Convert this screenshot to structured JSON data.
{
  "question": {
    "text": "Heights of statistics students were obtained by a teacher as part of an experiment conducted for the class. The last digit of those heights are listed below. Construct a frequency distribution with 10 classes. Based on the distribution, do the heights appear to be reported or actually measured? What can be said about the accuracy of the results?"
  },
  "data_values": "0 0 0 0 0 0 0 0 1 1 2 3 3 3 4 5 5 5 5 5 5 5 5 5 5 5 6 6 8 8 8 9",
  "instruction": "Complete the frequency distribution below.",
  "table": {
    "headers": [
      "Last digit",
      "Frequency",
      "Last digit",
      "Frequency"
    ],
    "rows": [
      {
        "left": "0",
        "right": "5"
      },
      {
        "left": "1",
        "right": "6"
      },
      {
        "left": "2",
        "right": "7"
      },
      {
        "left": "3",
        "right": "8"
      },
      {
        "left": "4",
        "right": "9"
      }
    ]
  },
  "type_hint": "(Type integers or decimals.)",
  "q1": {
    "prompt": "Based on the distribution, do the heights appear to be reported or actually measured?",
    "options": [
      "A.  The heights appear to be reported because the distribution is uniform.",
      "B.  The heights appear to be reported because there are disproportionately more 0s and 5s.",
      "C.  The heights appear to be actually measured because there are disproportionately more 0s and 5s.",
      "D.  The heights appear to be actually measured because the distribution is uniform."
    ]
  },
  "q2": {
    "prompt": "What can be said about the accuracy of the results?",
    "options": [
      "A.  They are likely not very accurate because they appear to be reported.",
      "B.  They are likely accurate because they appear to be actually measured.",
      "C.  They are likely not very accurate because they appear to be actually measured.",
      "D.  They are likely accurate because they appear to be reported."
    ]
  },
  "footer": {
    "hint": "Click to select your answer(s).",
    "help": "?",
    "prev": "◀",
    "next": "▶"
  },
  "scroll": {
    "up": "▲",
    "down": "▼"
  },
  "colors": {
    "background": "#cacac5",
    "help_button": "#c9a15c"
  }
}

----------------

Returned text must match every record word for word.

Convert this screenshot to structured JSON data.
{
  "question": {
    "text": "Heights of statistics students were obtained by a teacher as part of an experiment conducted for the class. The last digit of those heights are listed below. Construct a frequency distribution with 10 classes. Based on the distribution, do the heights appear to be reported or actually measured? What can be said about the accuracy of the results?"
  },
  "data_values": "0 0 0 0 0 0 0 0 1 1 2 3 3 3 4 5 5 5 5 5 5 5 5 5 5 5 6 6 8 8 8 9",
  "instruction": "Complete the frequency distribution below.",
  "table": {
    "headers": [
      "Last digit",
      "Frequency",
      "Last digit",
      "Frequency"
    ],
    "rows": [
      {
        "left": "0",
        "right": "5"
      },
      {
        "left": "1",
        "right": "6"
      },
      {
        "left": "2",
        "right": "7"
      },
      {
        "left": "3",
        "right": "8"
      },
      {
        "left": "4",
        "right": "9"
      }
    ]
  },
  "type_hint": "(Type integers or decimals.)",
  "q1": {
    "prompt": "Based on the distribution, do the heights appear to be reported or actually measured?",
    "options": [
      "A.  The heights appear to be reported because the distribution is uniform.",
      "B.  The heights appear to be reported because there are disproportionately more 0s and 5s.",
      "C.  The heights appear to be actually measured because there are disproportionately more 0s and 5s.",
      "D.  The heights appear to be actually measured because the distribution is uniform."
    ]
  },
  "q2": {
    "prompt": "What can be said about the accuracy of the results?",
    "options": [
      "A.  They are likely not very accurate because they appear to be reported.",
      "B.  They are likely accurate because they appear to be actually measured.",
      "C.  They are likely not very accurate because they appear to be actually measured.",
      "D.  They are likely accurate because they appear to be reported."
    ]
  },
  "footer": {
    "hint": "Click to select your answer(s).",
    "help": "?",
    "prev": "◀",
    "next": "▶"
  },
  "scroll": {
    "up": "▲",
    "down": "▼"
  },
  "colors": {
    "background": "#cacac5",
    "help_button": "#c9a15c"
  }
}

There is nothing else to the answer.